▶ **EXERCISE DETAILS**
What you return must match the records exactly, except that the pictures are gone.

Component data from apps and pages
........

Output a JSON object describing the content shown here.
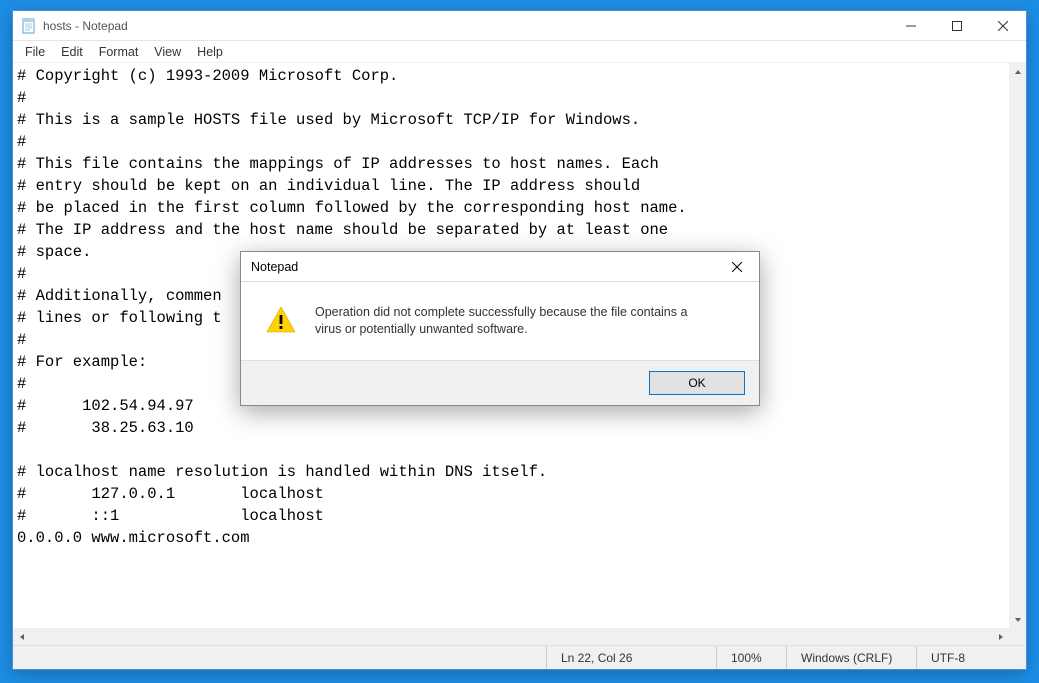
{
  "window": {
    "title": "hosts - Notepad"
  },
  "menubar": {
    "file": "File",
    "edit": "Edit",
    "format": "Format",
    "view": "View",
    "help": "Help"
  },
  "editor": {
    "content": "# Copyright (c) 1993-2009 Microsoft Corp.\n#\n# This is a sample HOSTS file used by Microsoft TCP/IP for Windows.\n#\n# This file contains the mappings of IP addresses to host names. Each\n# entry should be kept on an individual line. The IP address should\n# be placed in the first column followed by the corresponding host name.\n# The IP address and the host name should be separated by at least one\n# space.\n#\n# Additionally, commen\n# lines or following t\n#\n# For example:\n#\n#      102.54.94.97\n#       38.25.63.10\n\n# localhost name resolution is handled within DNS itself.\n#       127.0.0.1       localhost\n#       ::1             localhost\n0.0.0.0 www.microsoft.com"
  },
  "statusbar": {
    "position": "Ln 22, Col 26",
    "zoom": "100%",
    "line_ending": "Windows (CRLF)",
    "encoding": "UTF-8"
  },
  "dialog": {
    "title": "Notepad",
    "message": "Operation did not complete successfully because the file contains a virus or potentially unwanted software.",
    "ok_label": "OK"
  }
}
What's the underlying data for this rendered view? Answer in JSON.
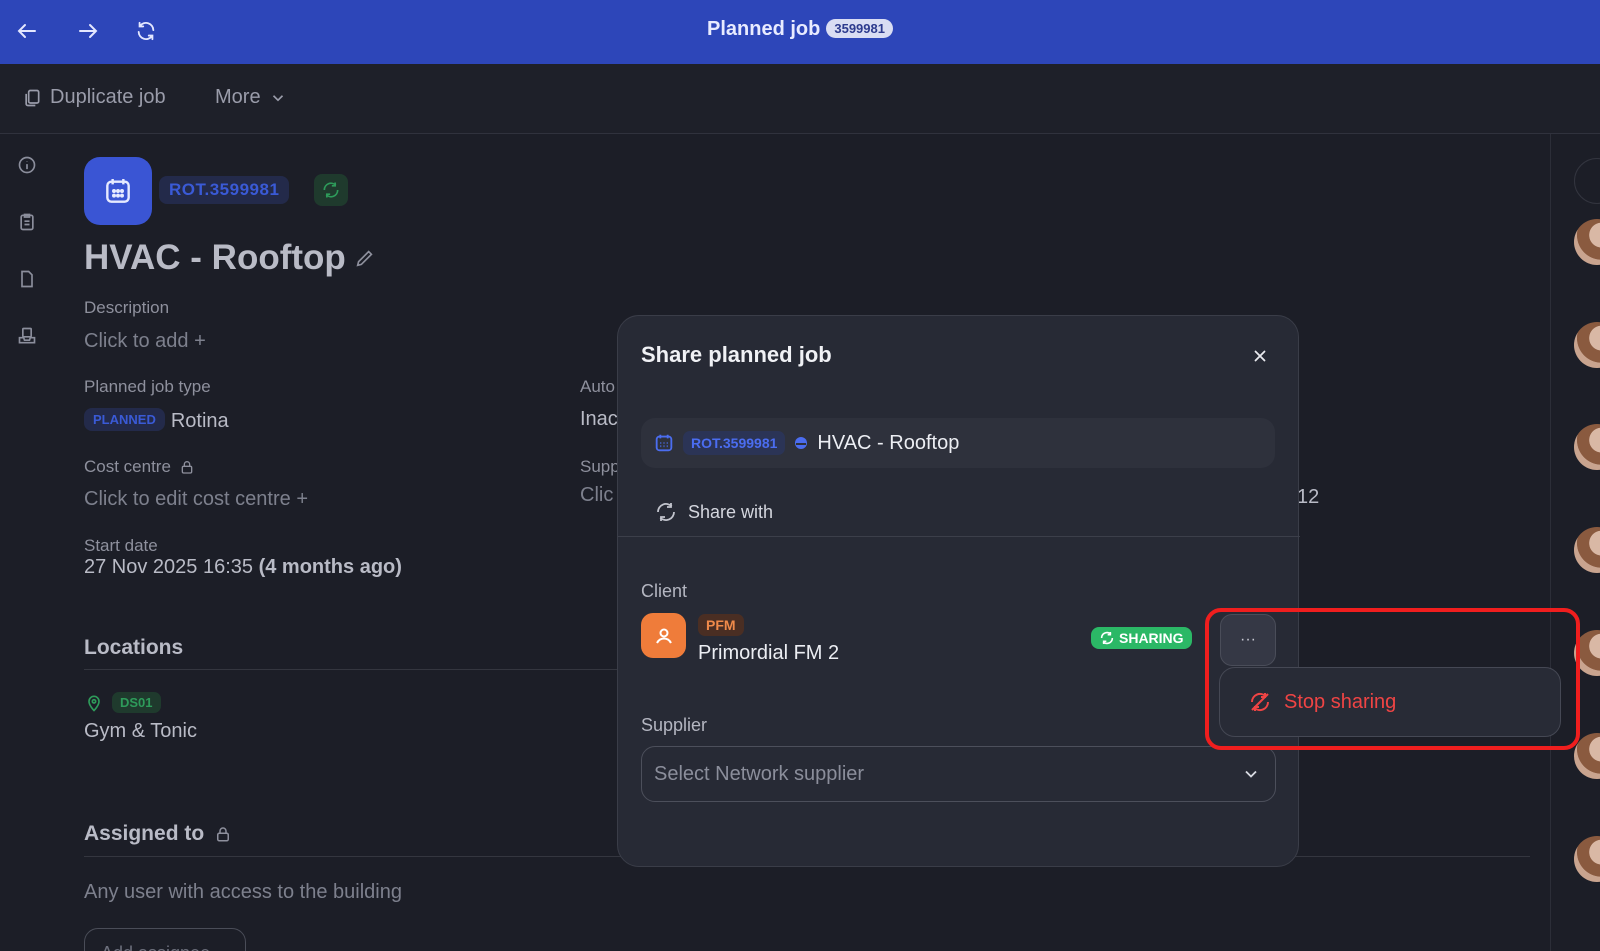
{
  "topbar": {
    "title": "Planned job",
    "badge": "3599981",
    "nav_icons": [
      "back-arrow-icon",
      "forward-arrow-icon",
      "refresh-icon"
    ]
  },
  "toolbar": {
    "duplicate_label": "Duplicate job",
    "more_label": "More"
  },
  "job": {
    "ref": "ROT.3599981",
    "title": "HVAC - Rooftop",
    "description_label": "Description",
    "description_value": "Click to add",
    "type_label": "Planned job type",
    "type_pill": "PLANNED",
    "type_value": "Rotina",
    "cost_centre_label": "Cost centre",
    "cost_centre_value": "Click to edit cost centre",
    "start_label": "Start date",
    "start_value": "27 Nov 2025 16:35",
    "start_relative": "(4 months ago)",
    "auto_label": "Auto",
    "auto_value": "Inac",
    "supp_label": "Supp",
    "supp_value": "Clic",
    "right_fragment": "12",
    "locations_title": "Locations",
    "location_code": "DS01",
    "location_name": "Gym & Tonic",
    "assigned_title": "Assigned to",
    "assigned_value": "Any user with access to the building",
    "add_assignee": "Add assignee"
  },
  "modal": {
    "title": "Share planned job",
    "job_ref": "ROT.3599981",
    "job_name": "HVAC - Rooftop",
    "share_with_label": "Share with",
    "client_label": "Client",
    "client_code": "PFM",
    "client_name": "Primordial FM 2",
    "sharing_badge": "SHARING",
    "more_label": "···",
    "supplier_label": "Supplier",
    "supplier_placeholder": "Select Network supplier"
  },
  "popover": {
    "stop_sharing_label": "Stop sharing"
  },
  "colors": {
    "topbar": "#2d46b9",
    "accent_blue": "#3a55d4",
    "sharing_green": "#2bb866",
    "danger_red": "#ef4444",
    "client_orange": "#ef7c3a"
  }
}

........

▶ **SOLUTION TO THE PROBLEM**
Output a JSON object describing the content shown here.
{
  "window": {
    "title": "hosts - Notepad"
  },
  "menubar": {
    "file": "File",
    "edit": "Edit",
    "format": "Format",
    "view": "View",
    "help": "Help"
  },
  "editor": {
    "content": "# Copyright (c) 1993-2009 Microsoft Corp.\n#\n# This is a sample HOSTS file used by Microsoft TCP/IP for Windows.\n#\n# This file contains the mappings of IP addresses to host names. Each\n# entry should be kept on an individual line. The IP address should\n# be placed in the first column followed by the corresponding host name.\n# The IP address and the host name should be separated by at least one\n# space.\n#\n# Additionally, commen\n# lines or following t\n#\n# For example:\n#\n#      102.54.94.97\n#       38.25.63.10\n\n# localhost name resolution is handled within DNS itself.\n#       127.0.0.1       localhost\n#       ::1             localhost\n0.0.0.0 www.microsoft.com"
  },
  "statusbar": {
    "position": "Ln 22, Col 26",
    "zoom": "100%",
    "line_ending": "Windows (CRLF)",
    "encoding": "UTF-8"
  },
  "dialog": {
    "title": "Notepad",
    "message": "Operation did not complete successfully because the file contains a virus or potentially unwanted software.",
    "ok_label": "OK"
  }
}
What's the underlying data for this rendered view? Answer in JSON.
{
  "topbar": {
    "title": "Planned job",
    "badge": "3599981",
    "nav_icons": [
      "back-arrow-icon",
      "forward-arrow-icon",
      "refresh-icon"
    ]
  },
  "toolbar": {
    "duplicate_label": "Duplicate job",
    "more_label": "More"
  },
  "job": {
    "ref": "ROT.3599981",
    "title": "HVAC - Rooftop",
    "description_label": "Description",
    "description_value": "Click to add",
    "type_label": "Planned job type",
    "type_pill": "PLANNED",
    "type_value": "Rotina",
    "cost_centre_label": "Cost centre",
    "cost_centre_value": "Click to edit cost centre",
    "start_label": "Start date",
    "start_value": "27 Nov 2025 16:35",
    "start_relative": "(4 months ago)",
    "auto_label": "Auto",
    "auto_value": "Inac",
    "supp_label": "Supp",
    "supp_value": "Clic",
    "right_fragment": "12",
    "locations_title": "Locations",
    "location_code": "DS01",
    "location_name": "Gym & Tonic",
    "assigned_title": "Assigned to",
    "assigned_value": "Any user with access to the building",
    "add_assignee": "Add assignee"
  },
  "modal": {
    "title": "Share planned job",
    "job_ref": "ROT.3599981",
    "job_name": "HVAC - Rooftop",
    "share_with_label": "Share with",
    "client_label": "Client",
    "client_code": "PFM",
    "client_name": "Primordial FM 2",
    "sharing_badge": "SHARING",
    "more_label": "···",
    "supplier_label": "Supplier",
    "supplier_placeholder": "Select Network supplier"
  },
  "popover": {
    "stop_sharing_label": "Stop sharing"
  },
  "colors": {
    "topbar": "#2d46b9",
    "accent_blue": "#3a55d4",
    "sharing_green": "#2bb866",
    "danger_red": "#ef4444",
    "client_orange": "#ef7c3a"
  }
}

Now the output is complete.